Web page and app entries:
++++++++++++++++++++
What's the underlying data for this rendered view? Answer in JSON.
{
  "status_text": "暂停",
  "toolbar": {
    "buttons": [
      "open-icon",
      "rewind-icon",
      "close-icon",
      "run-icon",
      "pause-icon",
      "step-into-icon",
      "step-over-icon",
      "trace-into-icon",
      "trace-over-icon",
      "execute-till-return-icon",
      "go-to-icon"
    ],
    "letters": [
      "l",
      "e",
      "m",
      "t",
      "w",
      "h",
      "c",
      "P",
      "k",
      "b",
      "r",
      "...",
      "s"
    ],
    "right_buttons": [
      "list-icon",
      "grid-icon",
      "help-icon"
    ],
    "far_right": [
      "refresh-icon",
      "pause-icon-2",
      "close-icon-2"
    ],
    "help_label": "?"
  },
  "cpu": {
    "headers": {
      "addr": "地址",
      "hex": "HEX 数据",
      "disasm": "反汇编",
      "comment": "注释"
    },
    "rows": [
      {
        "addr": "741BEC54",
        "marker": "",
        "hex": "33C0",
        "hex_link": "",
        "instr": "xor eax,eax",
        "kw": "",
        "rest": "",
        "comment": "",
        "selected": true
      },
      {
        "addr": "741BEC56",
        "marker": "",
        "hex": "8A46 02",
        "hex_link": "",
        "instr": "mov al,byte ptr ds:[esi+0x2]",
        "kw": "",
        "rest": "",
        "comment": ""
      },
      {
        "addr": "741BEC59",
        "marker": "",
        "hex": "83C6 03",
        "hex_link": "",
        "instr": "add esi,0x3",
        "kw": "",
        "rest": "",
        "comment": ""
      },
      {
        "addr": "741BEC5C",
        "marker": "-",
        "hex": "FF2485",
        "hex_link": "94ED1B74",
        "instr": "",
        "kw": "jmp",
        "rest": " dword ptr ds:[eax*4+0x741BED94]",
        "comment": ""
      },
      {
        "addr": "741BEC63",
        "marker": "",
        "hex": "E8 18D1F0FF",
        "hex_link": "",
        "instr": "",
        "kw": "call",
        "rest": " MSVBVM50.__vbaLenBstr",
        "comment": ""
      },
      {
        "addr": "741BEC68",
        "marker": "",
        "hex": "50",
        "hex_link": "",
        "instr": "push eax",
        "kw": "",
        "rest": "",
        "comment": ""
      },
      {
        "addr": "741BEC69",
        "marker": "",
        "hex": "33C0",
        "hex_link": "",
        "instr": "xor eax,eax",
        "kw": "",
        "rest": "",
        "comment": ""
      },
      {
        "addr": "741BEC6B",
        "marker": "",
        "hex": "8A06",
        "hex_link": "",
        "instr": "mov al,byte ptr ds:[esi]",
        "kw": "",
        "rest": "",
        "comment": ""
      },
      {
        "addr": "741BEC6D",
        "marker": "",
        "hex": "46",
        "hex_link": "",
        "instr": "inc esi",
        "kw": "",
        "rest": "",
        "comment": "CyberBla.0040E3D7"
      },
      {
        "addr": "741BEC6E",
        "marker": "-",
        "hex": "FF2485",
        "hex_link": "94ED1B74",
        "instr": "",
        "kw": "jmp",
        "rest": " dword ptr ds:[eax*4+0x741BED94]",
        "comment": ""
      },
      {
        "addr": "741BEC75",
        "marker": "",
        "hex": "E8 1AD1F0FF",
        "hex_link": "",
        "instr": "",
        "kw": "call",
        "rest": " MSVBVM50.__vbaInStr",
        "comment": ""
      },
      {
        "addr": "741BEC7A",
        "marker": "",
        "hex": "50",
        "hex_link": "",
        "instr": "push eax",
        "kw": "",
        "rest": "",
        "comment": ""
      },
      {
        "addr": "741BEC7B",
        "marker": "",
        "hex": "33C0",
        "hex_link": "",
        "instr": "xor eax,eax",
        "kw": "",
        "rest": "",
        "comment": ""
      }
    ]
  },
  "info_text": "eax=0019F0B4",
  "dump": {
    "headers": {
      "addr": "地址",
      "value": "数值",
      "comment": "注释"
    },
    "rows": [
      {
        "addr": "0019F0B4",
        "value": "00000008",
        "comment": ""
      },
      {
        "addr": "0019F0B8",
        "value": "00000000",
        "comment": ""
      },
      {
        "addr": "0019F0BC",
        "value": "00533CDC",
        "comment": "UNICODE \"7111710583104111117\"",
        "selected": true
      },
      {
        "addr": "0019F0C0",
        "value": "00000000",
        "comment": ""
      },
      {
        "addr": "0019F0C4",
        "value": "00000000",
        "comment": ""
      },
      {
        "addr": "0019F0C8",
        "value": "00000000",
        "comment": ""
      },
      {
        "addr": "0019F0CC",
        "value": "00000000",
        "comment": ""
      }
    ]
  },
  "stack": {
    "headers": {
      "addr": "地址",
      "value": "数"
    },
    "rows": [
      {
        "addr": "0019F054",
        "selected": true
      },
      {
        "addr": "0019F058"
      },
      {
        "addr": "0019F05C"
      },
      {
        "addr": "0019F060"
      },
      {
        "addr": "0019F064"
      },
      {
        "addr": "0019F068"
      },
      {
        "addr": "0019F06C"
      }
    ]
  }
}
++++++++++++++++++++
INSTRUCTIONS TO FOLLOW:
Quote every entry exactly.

COMPLETED EXERCISE:
What's the underlying data for this rendered view? Answer in JSON.
{
  "status_text": "暂停",
  "toolbar": {
    "buttons": [
      "open-icon",
      "rewind-icon",
      "close-icon",
      "run-icon",
      "pause-icon",
      "step-into-icon",
      "step-over-icon",
      "trace-into-icon",
      "trace-over-icon",
      "execute-till-return-icon",
      "go-to-icon"
    ],
    "letters": [
      "l",
      "e",
      "m",
      "t",
      "w",
      "h",
      "c",
      "P",
      "k",
      "b",
      "r",
      "...",
      "s"
    ],
    "right_buttons": [
      "list-icon",
      "grid-icon",
      "help-icon"
    ],
    "far_right": [
      "refresh-icon",
      "pause-icon-2",
      "close-icon-2"
    ],
    "help_label": "?"
  },
  "cpu": {
    "headers": {
      "addr": "地址",
      "hex": "HEX 数据",
      "disasm": "反汇编",
      "comment": "注释"
    },
    "rows": [
      {
        "addr": "741BEC54",
        "marker": "",
        "hex": "33C0",
        "hex_link": "",
        "instr": "xor eax,eax",
        "kw": "",
        "rest": "",
        "comment": "",
        "selected": true
      },
      {
        "addr": "741BEC56",
        "marker": "",
        "hex": "8A46 02",
        "hex_link": "",
        "instr": "mov al,byte ptr ds:[esi+0x2]",
        "kw": "",
        "rest": "",
        "comment": ""
      },
      {
        "addr": "741BEC59",
        "marker": "",
        "hex": "83C6 03",
        "hex_link": "",
        "instr": "add esi,0x3",
        "kw": "",
        "rest": "",
        "comment": ""
      },
      {
        "addr": "741BEC5C",
        "marker": "-",
        "hex": "FF2485",
        "hex_link": "94ED1B74",
        "instr": "",
        "kw": "jmp",
        "rest": " dword ptr ds:[eax*4+0x741BED94]",
        "comment": ""
      },
      {
        "addr": "741BEC63",
        "marker": "",
        "hex": "E8 18D1F0FF",
        "hex_link": "",
        "instr": "",
        "kw": "call",
        "rest": " MSVBVM50.__vbaLenBstr",
        "comment": ""
      },
      {
        "addr": "741BEC68",
        "marker": "",
        "hex": "50",
        "hex_link": "",
        "instr": "push eax",
        "kw": "",
        "rest": "",
        "comment": ""
      },
      {
        "addr": "741BEC69",
        "marker": "",
        "hex": "33C0",
        "hex_link": "",
        "instr": "xor eax,eax",
        "kw": "",
        "rest": "",
        "comment": ""
      },
      {
        "addr": "741BEC6B",
        "marker": "",
        "hex": "8A06",
        "hex_link": "",
        "instr": "mov al,byte ptr ds:[esi]",
        "kw": "",
        "rest": "",
        "comment": ""
      },
      {
        "addr": "741BEC6D",
        "marker": "",
        "hex": "46",
        "hex_link": "",
        "instr": "inc esi",
        "kw": "",
        "rest": "",
        "comment": "CyberBla.0040E3D7"
      },
      {
        "addr": "741BEC6E",
        "marker": "-",
        "hex": "FF2485",
        "hex_link": "94ED1B74",
        "instr": "",
        "kw": "jmp",
        "rest": " dword ptr ds:[eax*4+0x741BED94]",
        "comment": ""
      },
      {
        "addr": "741BEC75",
        "marker": "",
        "hex": "E8 1AD1F0FF",
        "hex_link": "",
        "instr": "",
        "kw": "call",
        "rest": " MSVBVM50.__vbaInStr",
        "comment": ""
      },
      {
        "addr": "741BEC7A",
        "marker": "",
        "hex": "50",
        "hex_link": "",
        "instr": "push eax",
        "kw": "",
        "rest": "",
        "comment": ""
      },
      {
        "addr": "741BEC7B",
        "marker": "",
        "hex": "33C0",
        "hex_link": "",
        "instr": "xor eax,eax",
        "kw": "",
        "rest": "",
        "comment": ""
      }
    ]
  },
  "info_text": "eax=0019F0B4",
  "dump": {
    "headers": {
      "addr": "地址",
      "value": "数值",
      "comment": "注释"
    },
    "rows": [
      {
        "addr": "0019F0B4",
        "value": "00000008",
        "comment": ""
      },
      {
        "addr": "0019F0B8",
        "value": "00000000",
        "comment": ""
      },
      {
        "addr": "0019F0BC",
        "value": "00533CDC",
        "comment": "UNICODE \"7111710583104111117\"",
        "selected": true
      },
      {
        "addr": "0019F0C0",
        "value": "00000000",
        "comment": ""
      },
      {
        "addr": "0019F0C4",
        "value": "00000000",
        "comment": ""
      },
      {
        "addr": "0019F0C8",
        "value": "00000000",
        "comment": ""
      },
      {
        "addr": "0019F0CC",
        "value": "00000000",
        "comment": ""
      }
    ]
  },
  "stack": {
    "headers": {
      "addr": "地址",
      "value": "数"
    },
    "rows": [
      {
        "addr": "0019F054",
        "selected": true
      },
      {
        "addr": "0019F058"
      },
      {
        "addr": "0019F05C"
      },
      {
        "addr": "0019F060"
      },
      {
        "addr": "0019F064"
      },
      {
        "addr": "0019F068"
      },
      {
        "addr": "0019F06C"
      }
    ]
  }
}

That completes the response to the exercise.